Record extracts:
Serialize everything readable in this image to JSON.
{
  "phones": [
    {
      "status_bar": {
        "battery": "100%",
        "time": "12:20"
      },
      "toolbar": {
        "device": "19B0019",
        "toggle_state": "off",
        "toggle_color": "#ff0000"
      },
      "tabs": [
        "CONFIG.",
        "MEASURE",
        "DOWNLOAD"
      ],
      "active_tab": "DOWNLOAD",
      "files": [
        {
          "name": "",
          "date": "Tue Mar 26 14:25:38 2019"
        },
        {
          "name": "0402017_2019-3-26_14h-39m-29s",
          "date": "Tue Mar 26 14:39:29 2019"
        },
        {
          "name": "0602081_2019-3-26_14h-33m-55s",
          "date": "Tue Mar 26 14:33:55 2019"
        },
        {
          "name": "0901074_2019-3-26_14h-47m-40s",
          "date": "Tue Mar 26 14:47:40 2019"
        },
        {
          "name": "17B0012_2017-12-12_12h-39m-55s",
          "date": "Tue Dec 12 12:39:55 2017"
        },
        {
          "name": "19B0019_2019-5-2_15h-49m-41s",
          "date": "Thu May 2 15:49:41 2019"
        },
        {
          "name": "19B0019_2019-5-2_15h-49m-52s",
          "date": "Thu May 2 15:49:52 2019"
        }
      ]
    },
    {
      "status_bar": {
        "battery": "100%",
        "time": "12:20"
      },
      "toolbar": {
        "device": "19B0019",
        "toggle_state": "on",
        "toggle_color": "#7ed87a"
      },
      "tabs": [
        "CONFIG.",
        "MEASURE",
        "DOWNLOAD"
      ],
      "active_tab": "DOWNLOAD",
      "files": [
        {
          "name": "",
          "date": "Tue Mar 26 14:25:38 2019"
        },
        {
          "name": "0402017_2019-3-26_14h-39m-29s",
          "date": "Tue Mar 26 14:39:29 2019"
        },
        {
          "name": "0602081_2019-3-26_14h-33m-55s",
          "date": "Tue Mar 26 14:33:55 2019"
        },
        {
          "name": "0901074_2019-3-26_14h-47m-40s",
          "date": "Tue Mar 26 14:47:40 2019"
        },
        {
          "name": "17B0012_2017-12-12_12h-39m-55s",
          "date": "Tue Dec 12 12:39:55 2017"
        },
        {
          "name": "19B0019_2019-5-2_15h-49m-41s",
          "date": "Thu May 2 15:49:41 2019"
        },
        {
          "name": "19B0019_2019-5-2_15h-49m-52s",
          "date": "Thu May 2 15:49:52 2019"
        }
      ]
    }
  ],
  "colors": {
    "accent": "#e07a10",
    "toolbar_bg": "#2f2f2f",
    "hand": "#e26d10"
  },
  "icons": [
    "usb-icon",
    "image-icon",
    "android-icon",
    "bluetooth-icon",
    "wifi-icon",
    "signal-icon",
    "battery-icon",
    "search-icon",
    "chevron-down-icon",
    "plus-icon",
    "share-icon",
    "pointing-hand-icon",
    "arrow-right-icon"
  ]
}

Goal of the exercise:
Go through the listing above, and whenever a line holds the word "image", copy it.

Exercise result:
Serialize everything readable in this image to JSON.
    "image-icon",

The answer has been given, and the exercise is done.